[Source records]
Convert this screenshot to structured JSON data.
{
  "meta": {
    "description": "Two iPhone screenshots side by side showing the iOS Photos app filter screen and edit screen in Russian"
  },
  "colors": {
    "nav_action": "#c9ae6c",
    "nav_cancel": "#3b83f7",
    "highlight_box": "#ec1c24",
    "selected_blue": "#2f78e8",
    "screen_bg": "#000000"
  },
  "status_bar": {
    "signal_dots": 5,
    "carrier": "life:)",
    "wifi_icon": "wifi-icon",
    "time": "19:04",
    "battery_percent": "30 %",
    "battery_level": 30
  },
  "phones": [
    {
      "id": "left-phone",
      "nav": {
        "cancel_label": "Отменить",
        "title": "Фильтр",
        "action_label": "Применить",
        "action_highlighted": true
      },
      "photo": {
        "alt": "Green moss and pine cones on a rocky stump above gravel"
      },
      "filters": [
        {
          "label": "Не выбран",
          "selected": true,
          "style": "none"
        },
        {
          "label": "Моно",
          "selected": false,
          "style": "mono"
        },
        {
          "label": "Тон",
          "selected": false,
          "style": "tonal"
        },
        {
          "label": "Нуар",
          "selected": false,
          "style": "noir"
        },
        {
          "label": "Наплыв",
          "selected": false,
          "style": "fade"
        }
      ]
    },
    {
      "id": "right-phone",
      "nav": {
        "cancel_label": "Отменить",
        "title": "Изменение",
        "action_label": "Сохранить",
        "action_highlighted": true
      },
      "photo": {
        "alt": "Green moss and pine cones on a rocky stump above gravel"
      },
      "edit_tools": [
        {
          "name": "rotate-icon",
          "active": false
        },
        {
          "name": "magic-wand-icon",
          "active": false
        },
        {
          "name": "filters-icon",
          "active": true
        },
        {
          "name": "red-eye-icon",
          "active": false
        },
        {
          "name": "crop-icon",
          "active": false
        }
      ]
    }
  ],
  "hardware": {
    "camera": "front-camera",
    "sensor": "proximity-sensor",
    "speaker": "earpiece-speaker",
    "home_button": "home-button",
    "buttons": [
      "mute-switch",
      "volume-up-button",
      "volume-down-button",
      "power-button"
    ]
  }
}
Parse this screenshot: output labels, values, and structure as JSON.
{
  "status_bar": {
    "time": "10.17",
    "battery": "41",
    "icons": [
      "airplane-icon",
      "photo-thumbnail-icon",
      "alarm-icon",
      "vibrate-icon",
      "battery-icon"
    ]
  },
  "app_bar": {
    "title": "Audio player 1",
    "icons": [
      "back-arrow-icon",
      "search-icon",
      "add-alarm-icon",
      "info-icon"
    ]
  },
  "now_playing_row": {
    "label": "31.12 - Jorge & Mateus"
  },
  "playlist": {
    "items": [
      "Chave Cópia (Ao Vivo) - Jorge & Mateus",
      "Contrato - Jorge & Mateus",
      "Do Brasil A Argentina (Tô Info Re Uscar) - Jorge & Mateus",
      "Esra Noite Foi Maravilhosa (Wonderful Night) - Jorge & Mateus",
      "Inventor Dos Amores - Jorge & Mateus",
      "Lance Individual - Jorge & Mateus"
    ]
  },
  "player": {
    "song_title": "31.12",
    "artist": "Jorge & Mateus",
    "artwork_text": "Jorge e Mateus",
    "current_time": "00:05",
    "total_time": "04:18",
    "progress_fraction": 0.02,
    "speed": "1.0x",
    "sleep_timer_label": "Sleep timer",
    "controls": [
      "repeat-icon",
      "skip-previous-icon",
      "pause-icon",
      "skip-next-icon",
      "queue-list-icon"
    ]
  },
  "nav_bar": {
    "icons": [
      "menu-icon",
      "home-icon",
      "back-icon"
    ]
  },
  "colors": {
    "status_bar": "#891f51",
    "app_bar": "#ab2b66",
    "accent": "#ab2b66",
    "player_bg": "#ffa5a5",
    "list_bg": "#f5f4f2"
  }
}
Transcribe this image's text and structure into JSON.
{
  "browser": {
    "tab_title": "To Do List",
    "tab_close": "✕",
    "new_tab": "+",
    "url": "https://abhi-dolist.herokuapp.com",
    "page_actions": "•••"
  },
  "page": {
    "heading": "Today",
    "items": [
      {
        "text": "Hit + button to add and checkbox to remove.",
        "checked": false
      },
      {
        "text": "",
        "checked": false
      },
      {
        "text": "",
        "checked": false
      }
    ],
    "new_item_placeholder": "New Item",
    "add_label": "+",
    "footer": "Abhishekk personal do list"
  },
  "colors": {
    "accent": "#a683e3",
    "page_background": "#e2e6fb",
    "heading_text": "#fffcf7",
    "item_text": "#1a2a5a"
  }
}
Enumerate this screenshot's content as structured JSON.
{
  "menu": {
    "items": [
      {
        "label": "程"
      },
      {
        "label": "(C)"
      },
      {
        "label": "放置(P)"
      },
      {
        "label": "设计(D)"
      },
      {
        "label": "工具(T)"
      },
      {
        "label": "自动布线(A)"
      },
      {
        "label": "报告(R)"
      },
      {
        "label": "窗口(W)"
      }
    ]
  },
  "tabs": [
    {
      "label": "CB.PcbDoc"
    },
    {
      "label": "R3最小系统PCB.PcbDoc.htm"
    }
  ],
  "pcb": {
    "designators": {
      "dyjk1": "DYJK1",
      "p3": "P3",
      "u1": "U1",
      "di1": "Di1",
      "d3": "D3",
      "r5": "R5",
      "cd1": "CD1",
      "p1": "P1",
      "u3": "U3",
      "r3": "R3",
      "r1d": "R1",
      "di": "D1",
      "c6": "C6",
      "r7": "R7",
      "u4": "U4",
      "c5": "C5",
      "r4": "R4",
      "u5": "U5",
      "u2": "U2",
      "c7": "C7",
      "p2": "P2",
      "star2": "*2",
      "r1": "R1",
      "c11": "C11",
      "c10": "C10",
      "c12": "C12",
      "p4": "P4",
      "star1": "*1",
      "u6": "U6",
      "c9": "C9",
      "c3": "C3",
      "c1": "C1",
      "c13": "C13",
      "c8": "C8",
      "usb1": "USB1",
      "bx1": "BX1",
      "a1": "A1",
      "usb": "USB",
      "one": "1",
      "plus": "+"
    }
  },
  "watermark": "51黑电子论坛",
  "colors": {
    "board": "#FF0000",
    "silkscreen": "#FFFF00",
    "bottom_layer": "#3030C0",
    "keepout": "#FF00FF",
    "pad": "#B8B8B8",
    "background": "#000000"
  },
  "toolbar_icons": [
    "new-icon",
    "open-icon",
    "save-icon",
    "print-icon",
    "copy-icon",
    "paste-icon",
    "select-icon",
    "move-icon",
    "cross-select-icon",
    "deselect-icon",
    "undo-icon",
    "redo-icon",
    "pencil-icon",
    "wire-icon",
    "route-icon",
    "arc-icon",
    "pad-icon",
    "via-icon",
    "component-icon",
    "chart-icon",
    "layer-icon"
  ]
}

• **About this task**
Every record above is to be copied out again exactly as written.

• **Solution for this task**
Convert this screenshot to structured JSON data.
{
  "meta": {
    "description": "Two iPhone screenshots side by side showing the iOS Photos app filter screen and edit screen in Russian"
  },
  "colors": {
    "nav_action": "#c9ae6c",
    "nav_cancel": "#3b83f7",
    "highlight_box": "#ec1c24",
    "selected_blue": "#2f78e8",
    "screen_bg": "#000000"
  },
  "status_bar": {
    "signal_dots": 5,
    "carrier": "life:)",
    "wifi_icon": "wifi-icon",
    "time": "19:04",
    "battery_percent": "30 %",
    "battery_level": 30
  },
  "phones": [
    {
      "id": "left-phone",
      "nav": {
        "cancel_label": "Отменить",
        "title": "Фильтр",
        "action_label": "Применить",
        "action_highlighted": true
      },
      "photo": {
        "alt": "Green moss and pine cones on a rocky stump above gravel"
      },
      "filters": [
        {
          "label": "Не выбран",
          "selected": true,
          "style": "none"
        },
        {
          "label": "Моно",
          "selected": false,
          "style": "mono"
        },
        {
          "label": "Тон",
          "selected": false,
          "style": "tonal"
        },
        {
          "label": "Нуар",
          "selected": false,
          "style": "noir"
        },
        {
          "label": "Наплыв",
          "selected": false,
          "style": "fade"
        }
      ]
    },
    {
      "id": "right-phone",
      "nav": {
        "cancel_label": "Отменить",
        "title": "Изменение",
        "action_label": "Сохранить",
        "action_highlighted": true
      },
      "photo": {
        "alt": "Green moss and pine cones on a rocky stump above gravel"
      },
      "edit_tools": [
        {
          "name": "rotate-icon",
          "active": false
        },
        {
          "name": "magic-wand-icon",
          "active": false
        },
        {
          "name": "filters-icon",
          "active": true
        },
        {
          "name": "red-eye-icon",
          "active": false
        },
        {
          "name": "crop-icon",
          "active": false
        }
      ]
    }
  ],
  "hardware": {
    "camera": "front-camera",
    "sensor": "proximity-sensor",
    "speaker": "earpiece-speaker",
    "home_button": "home-button",
    "buttons": [
      "mute-switch",
      "volume-up-button",
      "volume-down-button",
      "power-button"
    ]
  }
}
Parse this screenshot: output labels, values, and structure as JSON.
{
  "status_bar": {
    "time": "10.17",
    "battery": "41",
    "icons": [
      "airplane-icon",
      "photo-thumbnail-icon",
      "alarm-icon",
      "vibrate-icon",
      "battery-icon"
    ]
  },
  "app_bar": {
    "title": "Audio player 1",
    "icons": [
      "back-arrow-icon",
      "search-icon",
      "add-alarm-icon",
      "info-icon"
    ]
  },
  "now_playing_row": {
    "label": "31.12 - Jorge & Mateus"
  },
  "playlist": {
    "items": [
      "Chave Cópia (Ao Vivo) - Jorge & Mateus",
      "Contrato - Jorge & Mateus",
      "Do Brasil A Argentina (Tô Info Re Uscar) - Jorge & Mateus",
      "Esra Noite Foi Maravilhosa (Wonderful Night) - Jorge & Mateus",
      "Inventor Dos Amores - Jorge & Mateus",
      "Lance Individual - Jorge & Mateus"
    ]
  },
  "player": {
    "song_title": "31.12",
    "artist": "Jorge & Mateus",
    "artwork_text": "Jorge e Mateus",
    "current_time": "00:05",
    "total_time": "04:18",
    "progress_fraction": 0.02,
    "speed": "1.0x",
    "sleep_timer_label": "Sleep timer",
    "controls": [
      "repeat-icon",
      "skip-previous-icon",
      "pause-icon",
      "skip-next-icon",
      "queue-list-icon"
    ]
  },
  "nav_bar": {
    "icons": [
      "menu-icon",
      "home-icon",
      "back-icon"
    ]
  },
  "colors": {
    "status_bar": "#891f51",
    "app_bar": "#ab2b66",
    "accent": "#ab2b66",
    "player_bg": "#ffa5a5",
    "list_bg": "#f5f4f2"
  }
}
Transcribe this image's text and structure into JSON.
{
  "browser": {
    "tab_title": "To Do List",
    "tab_close": "✕",
    "new_tab": "+",
    "url": "https://abhi-dolist.herokuapp.com",
    "page_actions": "•••"
  },
  "page": {
    "heading": "Today",
    "items": [
      {
        "text": "Hit + button to add and checkbox to remove.",
        "checked": false
      },
      {
        "text": "",
        "checked": false
      },
      {
        "text": "",
        "checked": false
      }
    ],
    "new_item_placeholder": "New Item",
    "add_label": "+",
    "footer": "Abhishekk personal do list"
  },
  "colors": {
    "accent": "#a683e3",
    "page_background": "#e2e6fb",
    "heading_text": "#fffcf7",
    "item_text": "#1a2a5a"
  }
}
Enumerate this screenshot's content as structured JSON.
{
  "menu": {
    "items": [
      {
        "label": "程"
      },
      {
        "label": "(C)"
      },
      {
        "label": "放置(P)"
      },
      {
        "label": "设计(D)"
      },
      {
        "label": "工具(T)"
      },
      {
        "label": "自动布线(A)"
      },
      {
        "label": "报告(R)"
      },
      {
        "label": "窗口(W)"
      }
    ]
  },
  "tabs": [
    {
      "label": "CB.PcbDoc"
    },
    {
      "label": "R3最小系统PCB.PcbDoc.htm"
    }
  ],
  "pcb": {
    "designators": {
      "dyjk1": "DYJK1",
      "p3": "P3",
      "u1": "U1",
      "di1": "Di1",
      "d3": "D3",
      "r5": "R5",
      "cd1": "CD1",
      "p1": "P1",
      "u3": "U3",
      "r3": "R3",
      "r1d": "R1",
      "di": "D1",
      "c6": "C6",
      "r7": "R7",
      "u4": "U4",
      "c5": "C5",
      "r4": "R4",
      "u5": "U5",
      "u2": "U2",
      "c7": "C7",
      "p2": "P2",
      "star2": "*2",
      "r1": "R1",
      "c11": "C11",
      "c10": "C10",
      "c12": "C12",
      "p4": "P4",
      "star1": "*1",
      "u6": "U6",
      "c9": "C9",
      "c3": "C3",
      "c1": "C1",
      "c13": "C13",
      "c8": "C8",
      "usb1": "USB1",
      "bx1": "BX1",
      "a1": "A1",
      "usb": "USB",
      "one": "1",
      "plus": "+"
    }
  },
  "watermark": "51黑电子论坛",
  "colors": {
    "board": "#FF0000",
    "silkscreen": "#FFFF00",
    "bottom_layer": "#3030C0",
    "keepout": "#FF00FF",
    "pad": "#B8B8B8",
    "background": "#000000"
  },
  "toolbar_icons": [
    "new-icon",
    "open-icon",
    "save-icon",
    "print-icon",
    "copy-icon",
    "paste-icon",
    "select-icon",
    "move-icon",
    "cross-select-icon",
    "deselect-icon",
    "undo-icon",
    "redo-icon",
    "pencil-icon",
    "wire-icon",
    "route-icon",
    "arc-icon",
    "pad-icon",
    "via-icon",
    "component-icon",
    "chart-icon",
    "layer-icon"
  ]
}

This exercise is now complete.